Set all the entries down again, unaltered.

[Stored entries]
------------------------------------------------------------------------

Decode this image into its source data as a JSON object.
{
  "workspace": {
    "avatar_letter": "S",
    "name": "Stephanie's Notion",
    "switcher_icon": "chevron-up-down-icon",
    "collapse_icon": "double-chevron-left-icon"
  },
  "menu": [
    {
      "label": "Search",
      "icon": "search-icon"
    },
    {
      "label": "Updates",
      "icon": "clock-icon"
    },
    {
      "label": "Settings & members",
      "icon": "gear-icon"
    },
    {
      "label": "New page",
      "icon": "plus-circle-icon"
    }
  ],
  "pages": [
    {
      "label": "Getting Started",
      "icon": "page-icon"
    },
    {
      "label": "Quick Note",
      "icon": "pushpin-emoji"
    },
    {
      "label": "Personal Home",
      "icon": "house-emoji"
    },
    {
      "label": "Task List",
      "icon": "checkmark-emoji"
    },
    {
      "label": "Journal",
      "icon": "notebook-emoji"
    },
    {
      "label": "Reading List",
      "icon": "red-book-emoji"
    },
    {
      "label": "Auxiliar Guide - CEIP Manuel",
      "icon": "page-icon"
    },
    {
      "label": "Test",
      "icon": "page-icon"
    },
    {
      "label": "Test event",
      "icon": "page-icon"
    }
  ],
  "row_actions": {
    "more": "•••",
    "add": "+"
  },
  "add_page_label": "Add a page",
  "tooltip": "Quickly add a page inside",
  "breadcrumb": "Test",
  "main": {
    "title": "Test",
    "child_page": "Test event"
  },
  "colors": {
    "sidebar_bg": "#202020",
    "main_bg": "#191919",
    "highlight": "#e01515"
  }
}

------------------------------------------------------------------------

ANSWER SPACE:
Decode this image into its source data as a JSON object.
{
  "workspace": {
    "avatar_letter": "S",
    "name": "Stephanie's Notion",
    "switcher_icon": "chevron-up-down-icon",
    "collapse_icon": "double-chevron-left-icon"
  },
  "menu": [
    {
      "label": "Search",
      "icon": "search-icon"
    },
    {
      "label": "Updates",
      "icon": "clock-icon"
    },
    {
      "label": "Settings & members",
      "icon": "gear-icon"
    },
    {
      "label": "New page",
      "icon": "plus-circle-icon"
    }
  ],
  "pages": [
    {
      "label": "Getting Started",
      "icon": "page-icon"
    },
    {
      "label": "Quick Note",
      "icon": "pushpin-emoji"
    },
    {
      "label": "Personal Home",
      "icon": "house-emoji"
    },
    {
      "label": "Task List",
      "icon": "checkmark-emoji"
    },
    {
      "label": "Journal",
      "icon": "notebook-emoji"
    },
    {
      "label": "Reading List",
      "icon": "red-book-emoji"
    },
    {
      "label": "Auxiliar Guide - CEIP Manuel",
      "icon": "page-icon"
    },
    {
      "label": "Test",
      "icon": "page-icon"
    },
    {
      "label": "Test event",
      "icon": "page-icon"
    }
  ],
  "row_actions": {
    "more": "•••",
    "add": "+"
  },
  "add_page_label": "Add a page",
  "tooltip": "Quickly add a page inside",
  "breadcrumb": "Test",
  "main": {
    "title": "Test",
    "child_page": "Test event"
  },
  "colors": {
    "sidebar_bg": "#202020",
    "main_bg": "#191919",
    "highlight": "#e01515"
  }
}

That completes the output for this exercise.